# Van Kampen Theorem shows $\pi_1(S^1 \vee S^1)\cong \mathbb{Z} * \mathbb{Z}$ and $\pi_1(S^n) \cong \left\{1\right\}$ for $n\geq 2$.

I do not see how using Van Kampen theorem we obtain:

(a) $$\pi_1(S^1 \vee S^1)\cong \mathbb{Z} * \mathbb{Z}$$ and

(b) $$\pi_1(S^n) \cong \left\{1\right\}$$ for $$n\geq 2$$.

In my lecture notes I have that Van Kampen is the main theorem that helps us compute the fundamental group of a space $$X$$ provided that $$X$$ is expressed $$X=U_1 \cup U_2$$ where $$U_i \subset X$$ for $$i=1,2$$ and $$U_1 \cap U_2$$ are open and path connected and that the fundamental groups $$\pi_1(U_i)$$ and $$\pi_1(U_1 \cap U_2)$$ are known. Moreover, the theorem as stated is:

Van Kampen Theorem: If $$X = U_1 \cup U_2$$ with $$U_i$$ open and path connected, and $$U_1 \cap U_2$$ path connected and simply connected, then the induced homomorphism $$\Phi : \pi_1(U_1)*\pi_1(U_2)\to\pi_1(X)$$ is an isomorphism; where $$*$$ is the free product of the groups $$\pi_1(U_1)$$ and $$\pi_1(U_2)$$.

• So choose appropriate $U_1$ and $U_2$ that cover the space and have easy to compute $\pi_1$. – anomaly Dec 11 '17 at 21:11
• Do you not have any examples in your lecture notes?

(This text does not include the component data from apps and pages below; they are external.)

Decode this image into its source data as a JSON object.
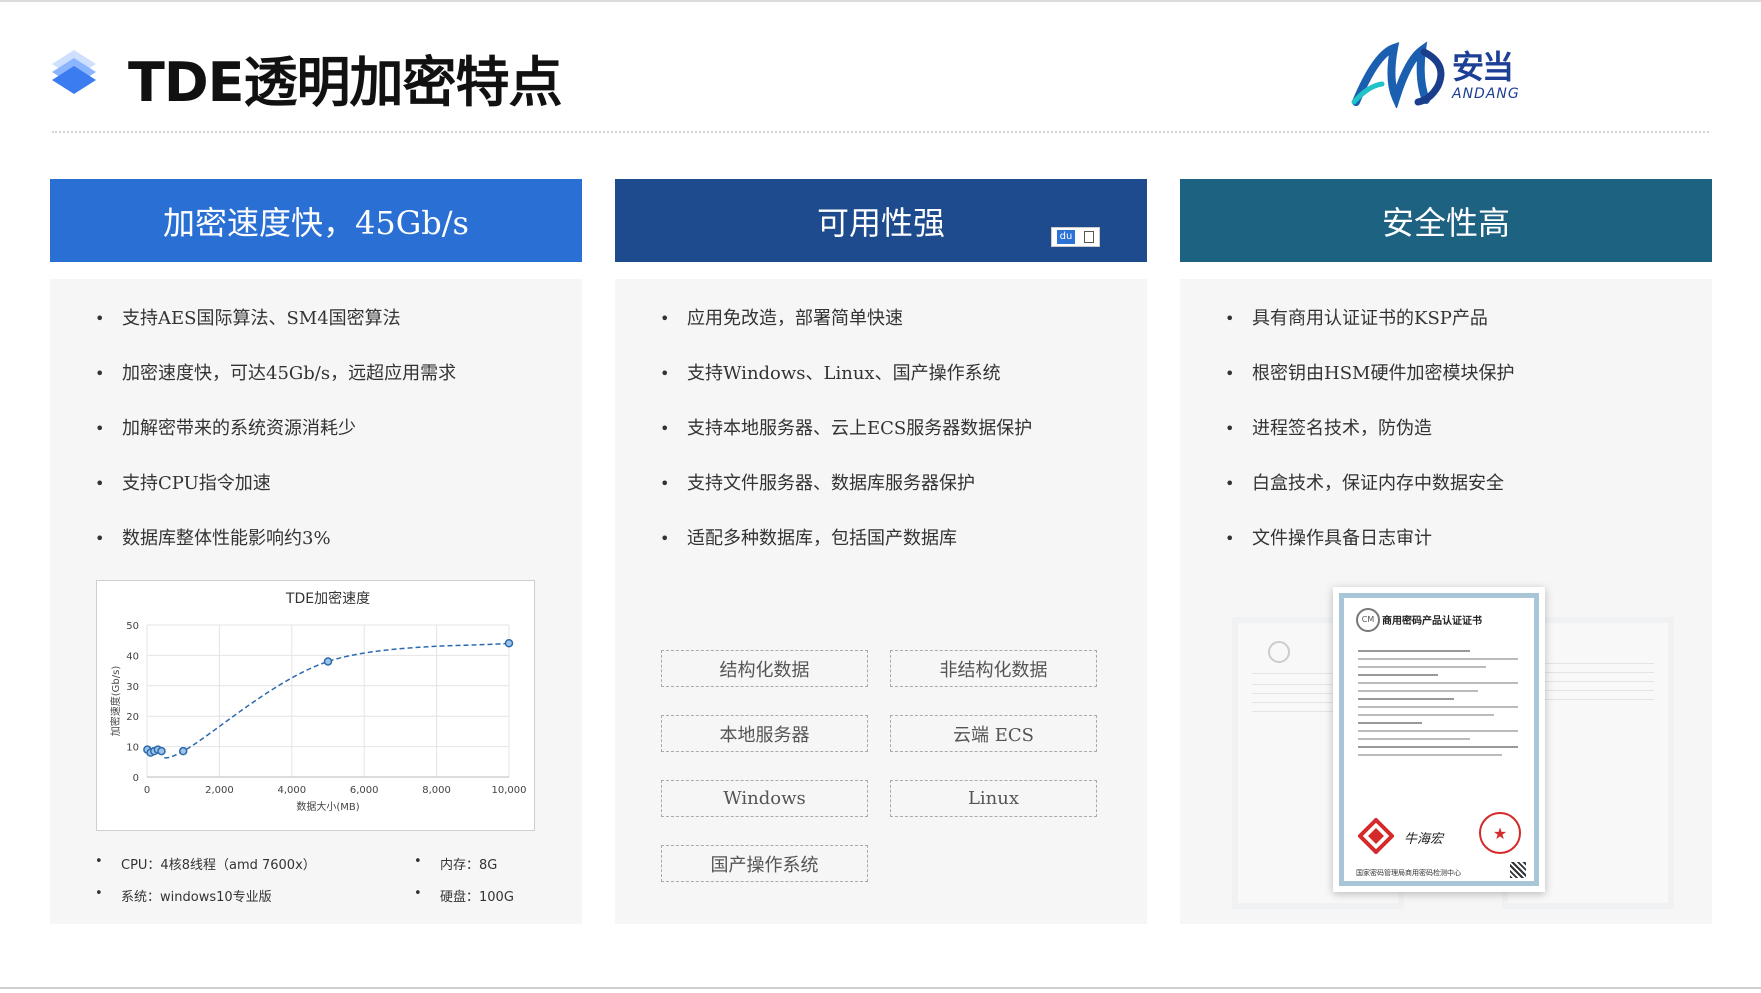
{
  "header": {
    "title": "TDE透明加密特点",
    "logo_cn": "安当",
    "logo_en": "ANDANG"
  },
  "colors": {
    "panel1": "#2a6fd4",
    "panel2": "#1d4b8e",
    "panel3": "#1e6282",
    "body_bg": "#f6f6f6",
    "series": "#2d6aad"
  },
  "panels": [
    {
      "title": "加密速度快，45Gb/s",
      "items": [
        "支持AES国际算法、SM4国密算法",
        "加密速度快，可达45Gb/s，远超应用需求",
        "加解密带来的系统资源消耗少",
        "支持CPU指令加速",
        "数据库整体性能影响约3%"
      ]
    },
    {
      "title": "可用性强",
      "items": [
        "应用免改造，部署简单快速",
        "支持Windows、Linux、国产操作系统",
        "支持本地服务器、云上ECS服务器数据保护",
        "支持文件服务器、数据库服务器保护",
        "适配多种数据库，包括国产数据库"
      ],
      "tags": [
        "结构化数据",
        "非结构化数据",
        "本地服务器",
        "云端 ECS",
        "Windows",
        "Linux",
        "国产操作系统"
      ],
      "widget_label": "du"
    },
    {
      "title": "安全性高",
      "items": [
        "具有商用认证证书的KSP产品",
        "根密钥由HSM硬件加密模块保护",
        "进程签名技术，防伪造",
        "白盒技术，保证内存中数据安全",
        "文件操作具备日志审计"
      ],
      "certificate": {
        "title": "商用密码产品认证证书",
        "signature": "牛海宏",
        "issuer": "国家密码管理局商用密码检测中心"
      }
    }
  ],
  "specs": {
    "cpu": "CPU：4核8线程（amd 7600x）",
    "memory": "内存：8G",
    "os": "系统：windows10专业版",
    "disk": "硬盘：100G"
  },
  "chart_data": {
    "type": "line",
    "title": "TDE加密速度",
    "xlabel": "数据大小(MB)",
    "ylabel": "加密速度(Gb/s)",
    "xlim": [
      0,
      10000
    ],
    "ylim": [
      0,
      50
    ],
    "x_ticks": [
      "0",
      "2,000",
      "4,000",
      "6,000",
      "8,000",
      "10,000"
    ],
    "y_ticks": [
      "0",
      "10",
      "20",
      "30",
      "40",
      "50"
    ],
    "grid": true,
    "smooth": true,
    "series": [
      {
        "x": [
          10,
          100,
          200,
          300,
          400,
          1000,
          5000,
          10000
        ],
        "y": [
          9,
          8,
          8.5,
          9,
          8.5,
          8.5,
          38,
          44
        ]
      }
    ]
  }
}
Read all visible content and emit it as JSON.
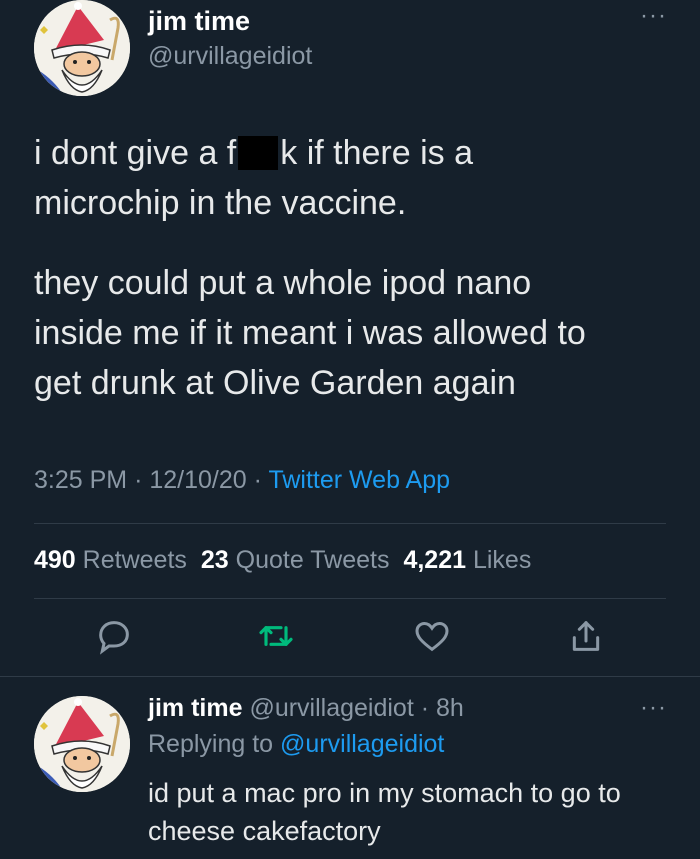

Nor any book with examples? – Lee Mosher Dec 11 '17 at 21:13
• You will (probably) need a more general version of the theorem for question $2$. – Andres Mejia Dec 12 '17 at 1:46

For the first, choose open sets $U$ and $V$ such that $U$ contains one copy of $S^1$ and $V$ the other, such that $U\cap V$ is a cross at the basepoint, and such that $U$ and $V$ both deformation retract onto such copies of $S^1$. Then Van Kampen says $\pi_1(S^1\vee S^1)$ is the coproduct of $\pi_1(U)$ and $\pi_1(V)$ over $\pi_1(U\cap V)$. This last group is trivial, so you get the free product of $\pi_1(S^1)=\mathbb Z$ with itself.
For the second, take open sets $U$ and $V$ such that $U$ and $V$ are contractible and intersect at an open set that deformation retracts onto $S^{n-1}$. Since $n>1$, this set is connected, and Van Kampen says that $\pi_1(S^n)$ is the coproduct of two trivial groups over trivial maps from $\pi_1(S^{n-1})$. Obviously this is the trivial group.
• Note that the version of Van Kampen's theorem used in the OP cannot be used to argue for question $2$, since it assumes that $U \cap V$ is simply connected. – Andres Mejia Dec 12 '17 at 1:44